  9. Hello all. I recently bought a seed kit from one of the UK based carnivorous plan nurseries online containing a handful of Darlingtonia seeds plus a small pot with cover, carnivorous plant friendly compost and instructions. There were quite a lot of seeds so I saved some and have them in the fridge at the moment. They are labelled Aug '11 so I am assuming that, as it was a 'ready to plant' kit, the seeds have already been stratified. I was wondering if you guys could perhaps offer me some tips or alternate/more effective methods for sowing the remaining seeds and hopefully having them germinate successfully! I'm a complete beginner when it comes to growing these plants from seed so any/all info would be a great help! The ones I have already sown are in the small pot sown on the surface of rainwater soaked CP compost (with a very small amount sprinkled over them) , standing in 1cm of rainwater, with a pot cover over them to keep humidity, as instructed. Come to think of it, that's them in my user pic. It's only after reading a lot of the propagation posts and searching through the forum for seed info that I'm beginning to wonder if there's something better I could do for the seeds I have left! Also, my pots are on my windowsill which is SW facing and gets direct sunlight until about 11am and then gets shadier as the day progresses. I'm guessing this isn't idea in the long run? Thanks in advance :)
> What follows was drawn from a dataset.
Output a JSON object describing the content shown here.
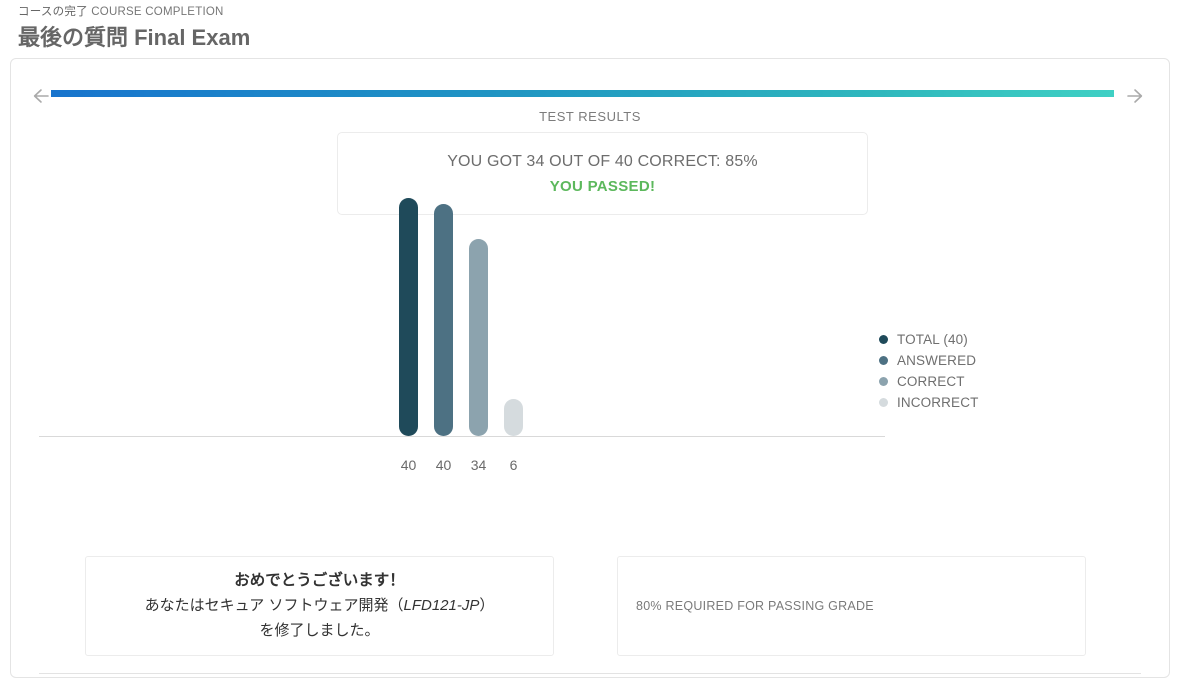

  10. Hello all, My name is Tea and I am from Hertfordshire, UK. I am very new to keeping carnivorous plants as a serious hobby though I have kept various species over the last few years purely out of an appreciation for them visually. I have kept 3 or 4 different species of Sarracenia, numerous venus flytraps and sundews before and now, I am attempting to grow a few plants from seed for the first time. I now have 3 pots (respectively containing Sarracenia, Dionaea and Darlingtonia seeds) hopefully doing something on my windowsill :) Waiting has never been my forte so the likelihood of me going out and buying a few grown on plants in the meantime is high! I did research & conduct a couple of studies on these plants whilst studying towards my BSc in animal biology & ecology which was very interesting. It gave me a better understanding of them from a biological point of view which only served to massively increase my fascination! It also explained why my earliest experiences with them as a teenager hadn't gone so well... but I digress. Anyway, I am here to learn from people who are actively involved in keeping these fascinating plants so I look forward to talking to you all and hopefully sharing some of my own experiences and observations soon!